Soba (buckwheat) has been in existence for 5000 years, and it came to Japan about 4000 years ago via Tibet and China. At that time the ground soba was made into dumplings which were then grilled or boiled. Soba traveled from the southern island of Kyushu north to Tokyo, where it began to be made into noodles around 1600. Currently there are over 100 types of soba throughout the world, but the consumption of it in this form is rare. It is primarily eaten as a grain in places like Poland, Russia and the Ukraine, and as a pancake in France and Russia. Japan is distinct in its enjoyment of it as a noodle, which has a unique taste different from that of udon and ramen.
A participant adds water to smooth out the mixture.
The health benefits of soba are notable, as it is rich in vitamins and contains bioflavonoids which are said to purify the blood and improve its flow. Because of this, it has even been dubbed a “miracle noodle!” Also, the duration from soba’s seed planting to harvest is only 75 days, so this quick turnaround time gives it potential as a crop to feed the world’s hungry.

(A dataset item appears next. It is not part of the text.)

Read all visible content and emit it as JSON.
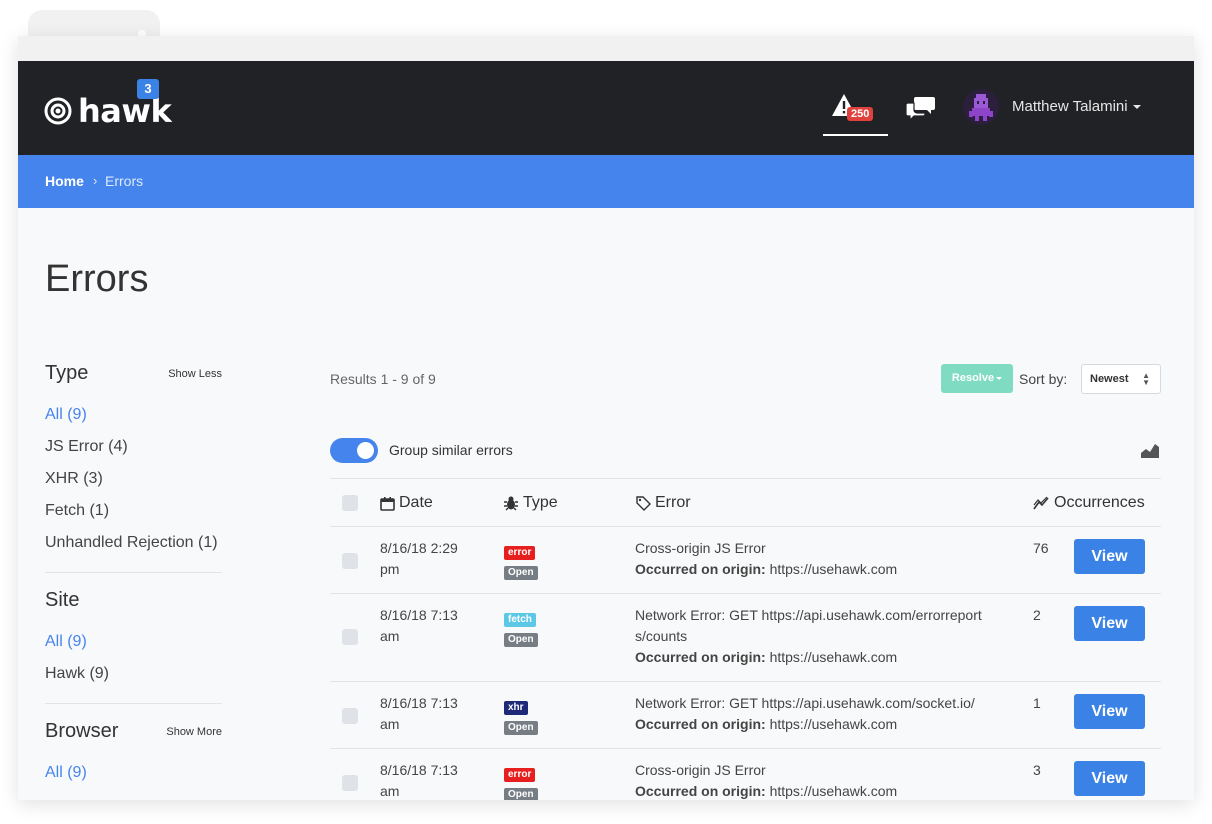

16 lucky soba fans were able to learn how to make soba noodles at a workshop held at the Japanese Culinary Center under the direction of the soba master from Soba Totto, Shuichi Kotani. This chef studied with soba masters for a decade in Tokyo before coming to NYC, and he was eager to share his knowledge with the enthusiastic participants.
Students rolling out their dough post-kneading.
14-year old Winston Trope skillfully handling the knife to cut the dough into noodles.
Soba making starts by putting a combination of 20% wheat flour and 80% buckwheat flour through a sieve. The contents are then hydrated with 42% water in relation to the flour’s weight, more moisture than you would need for pasta or bread. Kneading is the second step, which Kotani highlighted as soba making’s most important aspect. If you don’t do it properly and the dough is weak, the noodles will disintegrate when boiled. He also emphasized kneading from the same angle and with the same force each time in order to create an even final product.
Next Kotani placed the mixture on the counter and began rolling it out, forming a large square. After folding the square in two, he began methodically cutting the noodles at an enviable speed. Then he left it to the students to pair up and try out everything that he had demonstrated. Kotani made rounds of the room, helping participants with their kneading, rolling and cutting techniques.
The meal offered by Kotani was Kamo Seiro, duck and al dente soba noodles garnished with shiitake, scallions and yuzu rind.
While watching the students work, I took a moment to speak with the youngest participant, 14-year old Winston Trope. He was a regular at center classes and shared, “I love cooking Japanese food, and I’m especially interested in noodles!” Trope found the kneading challenging, but said that the rolling was no problem. Similar sentiments were echoed by young couple Elizabeth Wachstein and Eric Shahinian. “Overall it was easier than we thought, but the kneading was the hardest!” Eric was a devoted sobaphile, but Elizabeth would be trying soba for the first time.
At the end of the night Kotani prepared a soba dish for participants to enjoy, and the noodles had a firm texture and a wonderful fragrance. They were served with simmered duck and specially prepared dipping sauce, which I found complemented the rich, buckwheat flavor. Looking around at the participants’ satisfied faces, it was clear that they too had experienced the miracle of soba.
—————– Reported by Stacy Smith
Info: Japanese Culinary Center
711 3rd Ave. (on 45th St.), New York, NY 10017
TEL: 212-661-3333 / www.japaneseculinarycenter.com
211 43rd St., (bet. 2nd & 3rd Aves.), New York, NY 10017
TEL: 212-557-8200 / www.sobatotto.com